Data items
= = = =
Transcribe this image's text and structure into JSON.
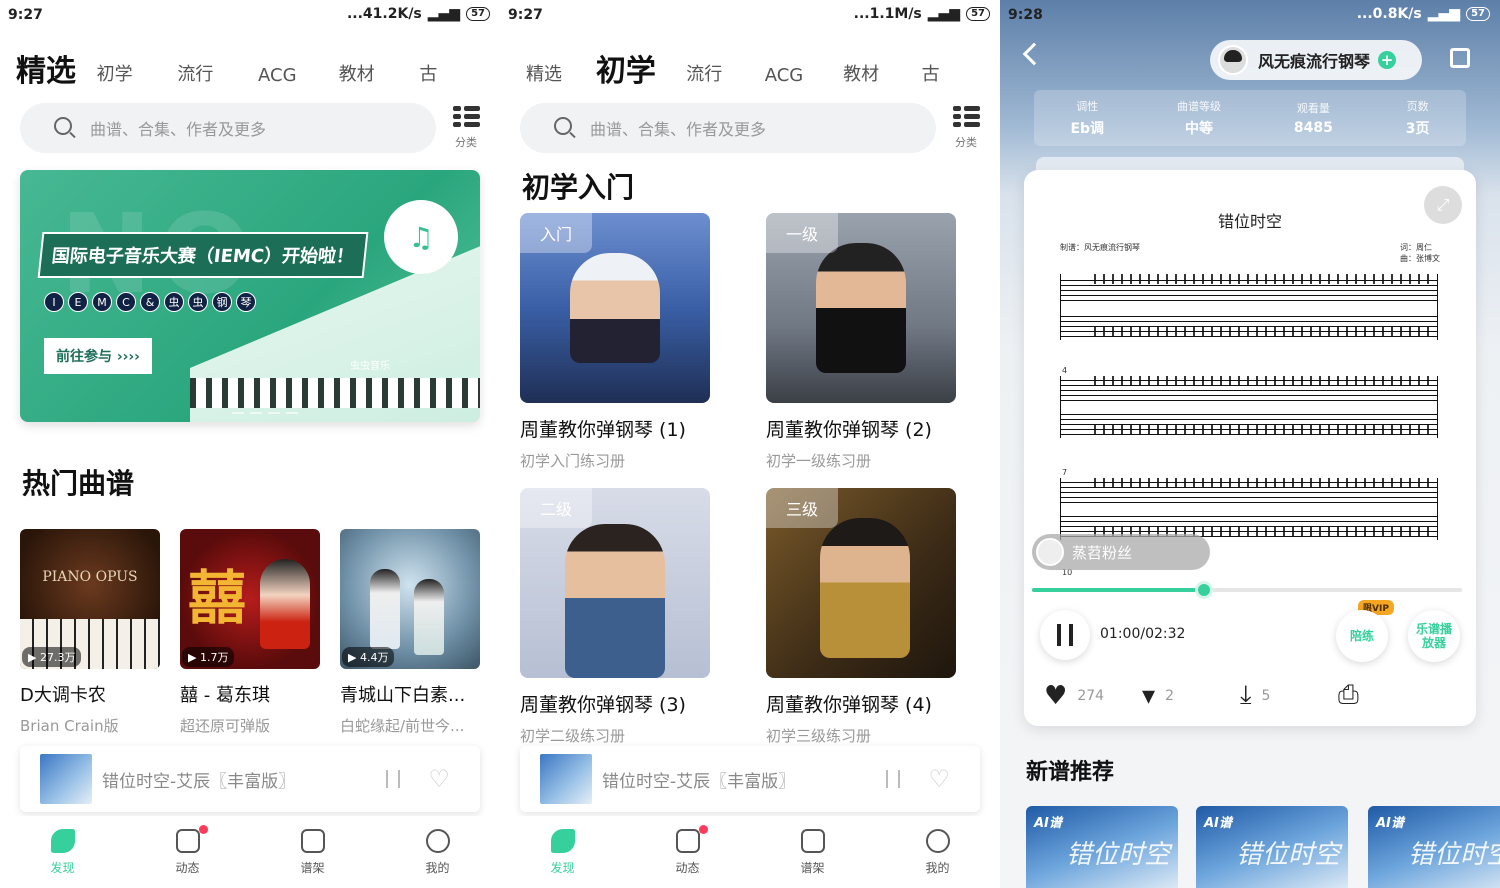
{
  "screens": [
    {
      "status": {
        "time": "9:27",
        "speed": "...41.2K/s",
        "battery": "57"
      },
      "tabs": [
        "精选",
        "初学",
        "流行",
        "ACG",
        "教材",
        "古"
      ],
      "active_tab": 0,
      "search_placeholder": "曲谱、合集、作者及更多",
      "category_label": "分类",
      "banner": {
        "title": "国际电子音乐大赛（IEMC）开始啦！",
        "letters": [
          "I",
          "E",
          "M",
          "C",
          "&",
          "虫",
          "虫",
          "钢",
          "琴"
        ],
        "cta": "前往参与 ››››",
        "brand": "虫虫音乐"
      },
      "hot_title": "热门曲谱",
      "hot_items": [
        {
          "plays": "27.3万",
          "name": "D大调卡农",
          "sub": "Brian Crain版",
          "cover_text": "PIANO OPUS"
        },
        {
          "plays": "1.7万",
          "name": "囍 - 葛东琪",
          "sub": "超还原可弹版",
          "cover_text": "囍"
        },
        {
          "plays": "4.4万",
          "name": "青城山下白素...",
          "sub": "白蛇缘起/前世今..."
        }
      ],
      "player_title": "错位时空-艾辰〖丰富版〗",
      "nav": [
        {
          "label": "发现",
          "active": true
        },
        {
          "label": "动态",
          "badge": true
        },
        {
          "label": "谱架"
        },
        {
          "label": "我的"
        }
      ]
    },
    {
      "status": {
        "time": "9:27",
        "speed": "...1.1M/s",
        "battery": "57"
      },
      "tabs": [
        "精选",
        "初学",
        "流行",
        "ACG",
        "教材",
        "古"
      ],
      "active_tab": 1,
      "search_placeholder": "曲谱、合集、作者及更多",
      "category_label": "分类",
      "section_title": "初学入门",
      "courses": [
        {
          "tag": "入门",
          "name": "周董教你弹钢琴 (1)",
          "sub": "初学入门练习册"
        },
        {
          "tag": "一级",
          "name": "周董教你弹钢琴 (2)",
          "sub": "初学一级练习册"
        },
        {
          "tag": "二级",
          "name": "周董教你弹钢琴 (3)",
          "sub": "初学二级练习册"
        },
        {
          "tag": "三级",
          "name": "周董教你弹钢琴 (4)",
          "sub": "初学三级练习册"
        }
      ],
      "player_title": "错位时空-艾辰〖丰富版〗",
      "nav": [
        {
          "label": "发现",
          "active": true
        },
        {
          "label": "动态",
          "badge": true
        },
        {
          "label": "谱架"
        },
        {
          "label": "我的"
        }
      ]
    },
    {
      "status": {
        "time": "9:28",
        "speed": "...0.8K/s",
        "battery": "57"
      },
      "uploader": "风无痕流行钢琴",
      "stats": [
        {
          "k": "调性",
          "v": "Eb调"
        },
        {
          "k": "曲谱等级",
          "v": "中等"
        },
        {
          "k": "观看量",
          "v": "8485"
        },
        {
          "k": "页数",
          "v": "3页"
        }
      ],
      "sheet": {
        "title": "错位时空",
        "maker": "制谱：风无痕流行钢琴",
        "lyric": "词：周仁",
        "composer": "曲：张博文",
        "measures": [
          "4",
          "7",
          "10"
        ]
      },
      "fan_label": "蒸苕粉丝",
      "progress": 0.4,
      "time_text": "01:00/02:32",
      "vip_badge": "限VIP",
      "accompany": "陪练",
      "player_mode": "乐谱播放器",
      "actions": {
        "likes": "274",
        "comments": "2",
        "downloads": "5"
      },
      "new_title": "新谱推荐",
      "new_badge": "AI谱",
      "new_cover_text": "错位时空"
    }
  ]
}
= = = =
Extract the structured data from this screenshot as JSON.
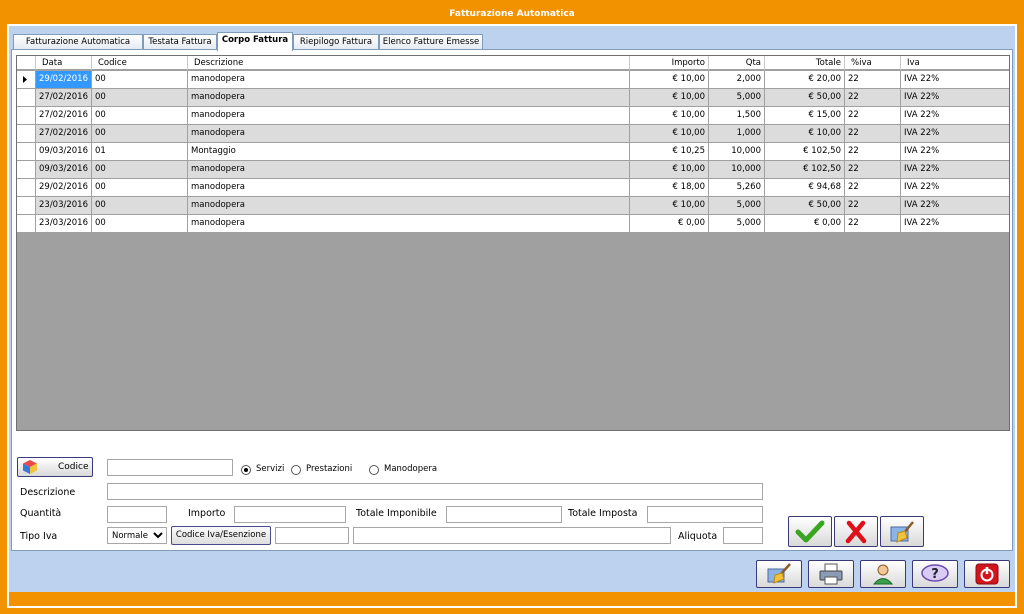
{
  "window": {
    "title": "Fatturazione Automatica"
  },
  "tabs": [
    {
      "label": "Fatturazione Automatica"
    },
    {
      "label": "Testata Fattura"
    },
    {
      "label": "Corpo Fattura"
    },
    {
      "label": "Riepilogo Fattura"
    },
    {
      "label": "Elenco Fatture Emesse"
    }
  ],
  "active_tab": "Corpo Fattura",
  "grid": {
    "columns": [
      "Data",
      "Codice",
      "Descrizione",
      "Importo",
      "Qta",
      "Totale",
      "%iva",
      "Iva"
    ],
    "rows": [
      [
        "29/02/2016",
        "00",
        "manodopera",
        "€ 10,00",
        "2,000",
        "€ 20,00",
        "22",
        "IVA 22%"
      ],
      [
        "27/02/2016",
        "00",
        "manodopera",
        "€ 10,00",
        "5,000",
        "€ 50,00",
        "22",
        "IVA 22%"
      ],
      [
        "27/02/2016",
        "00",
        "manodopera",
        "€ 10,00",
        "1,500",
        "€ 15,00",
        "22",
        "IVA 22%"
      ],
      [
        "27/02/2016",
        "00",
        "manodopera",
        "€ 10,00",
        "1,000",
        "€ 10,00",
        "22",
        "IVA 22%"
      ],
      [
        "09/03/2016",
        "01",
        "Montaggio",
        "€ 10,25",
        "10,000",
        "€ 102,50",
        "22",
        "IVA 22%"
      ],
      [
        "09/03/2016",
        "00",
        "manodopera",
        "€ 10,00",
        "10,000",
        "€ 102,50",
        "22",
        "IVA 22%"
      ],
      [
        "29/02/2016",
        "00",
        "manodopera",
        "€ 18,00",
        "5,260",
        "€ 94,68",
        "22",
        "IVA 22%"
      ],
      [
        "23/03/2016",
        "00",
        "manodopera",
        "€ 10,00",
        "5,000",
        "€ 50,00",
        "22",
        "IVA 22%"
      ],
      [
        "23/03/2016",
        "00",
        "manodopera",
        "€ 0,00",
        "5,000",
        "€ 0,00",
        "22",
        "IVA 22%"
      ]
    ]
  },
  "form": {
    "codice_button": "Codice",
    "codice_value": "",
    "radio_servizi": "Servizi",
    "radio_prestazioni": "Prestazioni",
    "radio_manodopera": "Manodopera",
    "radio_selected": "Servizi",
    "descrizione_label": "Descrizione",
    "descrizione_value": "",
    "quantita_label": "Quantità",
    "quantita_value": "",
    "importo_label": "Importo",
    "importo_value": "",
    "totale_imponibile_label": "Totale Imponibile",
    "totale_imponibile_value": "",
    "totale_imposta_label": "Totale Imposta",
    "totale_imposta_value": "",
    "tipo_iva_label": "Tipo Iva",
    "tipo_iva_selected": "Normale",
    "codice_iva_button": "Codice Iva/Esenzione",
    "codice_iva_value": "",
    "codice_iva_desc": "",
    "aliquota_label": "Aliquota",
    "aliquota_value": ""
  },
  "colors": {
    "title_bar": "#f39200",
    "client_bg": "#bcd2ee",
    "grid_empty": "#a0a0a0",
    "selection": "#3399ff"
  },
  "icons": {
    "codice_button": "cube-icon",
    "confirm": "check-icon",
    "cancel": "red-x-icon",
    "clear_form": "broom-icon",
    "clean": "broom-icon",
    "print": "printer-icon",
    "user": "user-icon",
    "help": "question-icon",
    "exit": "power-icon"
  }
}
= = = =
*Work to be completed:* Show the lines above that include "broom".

*Output for this task:*
    "clear_form": "broom-icon",
    "clean": "broom-icon",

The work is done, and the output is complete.